      The Ridgeline’s payload is towards the top the of class when compared with other midsize crew cab trucks. Front-wheel drive models can haul between 1,447 to 1,565 pounds in the bed. All-wheel drive models have a payload capacity of 1,499 to 1,584 pounds. For towing, the Ridgeline falls a bit short. Front-wheel drive models have a max tow rating of 3,500 lbs, while AWD models are slightly higher at 5,000 lbs. For most people, the Ridgeline will be enough to handle various towing needs. If you need a bit more, then the Chevrolet Colorado and GMC Canyon are ready to help.
      The EPA rates the Ridgeline AWD at 18 City/25 Highway/21 Combined. My average for the week landed at 23.6 mpg in a 60/40 mix of highway and city driving.
      Previously, we’ve considered GM’s midsize trucks as having the best ride in the class. The Honda Ridgeline now holds that honor. The unibody platform and four-wheel independent suspension setup give the Ridgeline a ride that is almost equal to a passenger sedan. Bumps and other imperfections are smoothed out. The Ridgeline is a decent handling truck as well. There isn’t much body roll and it feels stable when going into a corner. We do wish Honda would make the steering slightly heavier for the Ridgeline.

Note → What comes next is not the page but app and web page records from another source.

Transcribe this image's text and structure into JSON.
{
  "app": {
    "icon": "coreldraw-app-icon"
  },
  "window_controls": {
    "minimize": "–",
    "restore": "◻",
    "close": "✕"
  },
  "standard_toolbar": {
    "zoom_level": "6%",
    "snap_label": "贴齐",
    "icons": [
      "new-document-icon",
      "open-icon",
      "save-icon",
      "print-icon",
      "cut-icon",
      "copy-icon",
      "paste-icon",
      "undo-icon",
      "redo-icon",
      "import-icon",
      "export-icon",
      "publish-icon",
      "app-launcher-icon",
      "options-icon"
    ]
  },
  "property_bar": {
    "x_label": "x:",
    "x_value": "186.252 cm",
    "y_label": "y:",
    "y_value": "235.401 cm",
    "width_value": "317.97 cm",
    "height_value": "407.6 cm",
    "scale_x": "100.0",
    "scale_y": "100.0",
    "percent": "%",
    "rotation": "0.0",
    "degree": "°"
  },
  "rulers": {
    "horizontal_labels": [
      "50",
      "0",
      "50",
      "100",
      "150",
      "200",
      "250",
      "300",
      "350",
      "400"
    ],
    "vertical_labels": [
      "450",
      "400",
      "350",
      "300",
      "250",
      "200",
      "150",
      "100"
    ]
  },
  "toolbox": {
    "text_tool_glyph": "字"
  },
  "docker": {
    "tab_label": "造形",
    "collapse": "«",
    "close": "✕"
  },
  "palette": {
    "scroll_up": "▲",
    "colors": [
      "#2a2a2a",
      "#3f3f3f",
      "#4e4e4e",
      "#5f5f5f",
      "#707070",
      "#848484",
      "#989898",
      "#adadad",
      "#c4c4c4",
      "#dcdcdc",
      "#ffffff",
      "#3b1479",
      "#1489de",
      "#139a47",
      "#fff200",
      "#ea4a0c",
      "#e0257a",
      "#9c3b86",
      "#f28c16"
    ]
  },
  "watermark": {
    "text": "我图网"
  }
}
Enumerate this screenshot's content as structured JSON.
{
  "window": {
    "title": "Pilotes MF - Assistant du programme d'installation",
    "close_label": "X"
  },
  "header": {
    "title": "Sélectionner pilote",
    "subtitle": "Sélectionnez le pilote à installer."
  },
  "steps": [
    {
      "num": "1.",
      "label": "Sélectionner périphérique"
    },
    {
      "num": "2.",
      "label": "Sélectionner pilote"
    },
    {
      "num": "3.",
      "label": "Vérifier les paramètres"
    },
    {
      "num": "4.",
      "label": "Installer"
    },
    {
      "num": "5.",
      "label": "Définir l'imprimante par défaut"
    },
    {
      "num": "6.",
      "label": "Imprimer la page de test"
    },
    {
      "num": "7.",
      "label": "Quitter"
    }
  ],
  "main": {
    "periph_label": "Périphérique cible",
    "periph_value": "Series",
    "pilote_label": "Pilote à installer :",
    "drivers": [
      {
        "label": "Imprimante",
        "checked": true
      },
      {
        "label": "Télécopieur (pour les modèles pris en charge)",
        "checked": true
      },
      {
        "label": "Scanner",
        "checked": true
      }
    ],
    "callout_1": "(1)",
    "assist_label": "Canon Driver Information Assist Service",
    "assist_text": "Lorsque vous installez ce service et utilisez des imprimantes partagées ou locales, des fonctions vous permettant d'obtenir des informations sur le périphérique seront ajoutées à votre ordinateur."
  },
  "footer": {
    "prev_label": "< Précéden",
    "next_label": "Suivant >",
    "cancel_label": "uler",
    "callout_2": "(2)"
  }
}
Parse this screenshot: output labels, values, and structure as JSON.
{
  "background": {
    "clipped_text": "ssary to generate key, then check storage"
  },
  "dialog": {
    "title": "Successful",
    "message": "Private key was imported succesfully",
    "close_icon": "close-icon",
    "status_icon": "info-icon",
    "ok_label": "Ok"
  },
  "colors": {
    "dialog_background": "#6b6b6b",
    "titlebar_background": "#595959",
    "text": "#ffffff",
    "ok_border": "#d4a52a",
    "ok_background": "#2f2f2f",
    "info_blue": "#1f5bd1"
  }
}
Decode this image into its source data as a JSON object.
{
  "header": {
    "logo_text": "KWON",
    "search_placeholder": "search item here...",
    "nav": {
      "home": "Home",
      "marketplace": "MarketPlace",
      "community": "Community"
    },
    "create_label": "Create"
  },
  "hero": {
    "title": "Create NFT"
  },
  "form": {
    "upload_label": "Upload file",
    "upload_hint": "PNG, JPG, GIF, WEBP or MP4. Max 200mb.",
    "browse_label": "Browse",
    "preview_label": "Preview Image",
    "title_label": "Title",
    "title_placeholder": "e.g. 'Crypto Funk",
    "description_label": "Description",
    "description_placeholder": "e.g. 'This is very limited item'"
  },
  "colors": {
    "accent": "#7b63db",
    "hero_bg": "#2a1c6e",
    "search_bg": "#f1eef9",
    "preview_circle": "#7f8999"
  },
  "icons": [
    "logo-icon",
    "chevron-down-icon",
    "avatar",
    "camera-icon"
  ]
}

      The Honda Ridgeline may not meet the true definition of a pickup truck, but it is one in spirit. Yes, the unibody architecture does limit the capabilities of the Ridgeline as it cannot haul or tow heavy items. Nor can it go deep into the wilderness due to decisions made by Honda on the Ridgeline’s off-road capability. But it is in other areas that the Ridgeline begins to stand out such as the clever ideas in the bed, comfortable interior, and a ride that is more in tune with a regular car. They might not be the advantages you would expect in a truck, but they are something that Honda believes will bring in those interested in a pickup minus a lot of the issues that other models have. 
      To put it another way, the Honda Ridgeline is like Festivus from Seinfeld; they’re both for the rest of us.
      Disclaimer: Honda Provided the Ridgeline, Insurance, and One Tank of Gas
      Year: 2017
      Make: Honda
      Model: Ridgeline
      Trim: RTL-E
      Engine: 3.5L SOHC 24-valve i-VTEC V6
      Driveline: Six-Speed Automatic, All-Wheel Drive
      Horsepower @ RPM: 280 @ 6,000
      Torque @ RPM: 262 @ 4700
      Fuel Economy: City/Highway/Combined - 18/25/21
      Curb Weight: 4,515 lbs
      Location of Manufacture: Lincoln, Alabama
      Base Price: $41,370
      As Tested Price: $42,270 (Includes $900.00 Destination Charge)
      Options: N/A

      View full article
  • Recent Status Updates

  • Who's Online (See full list)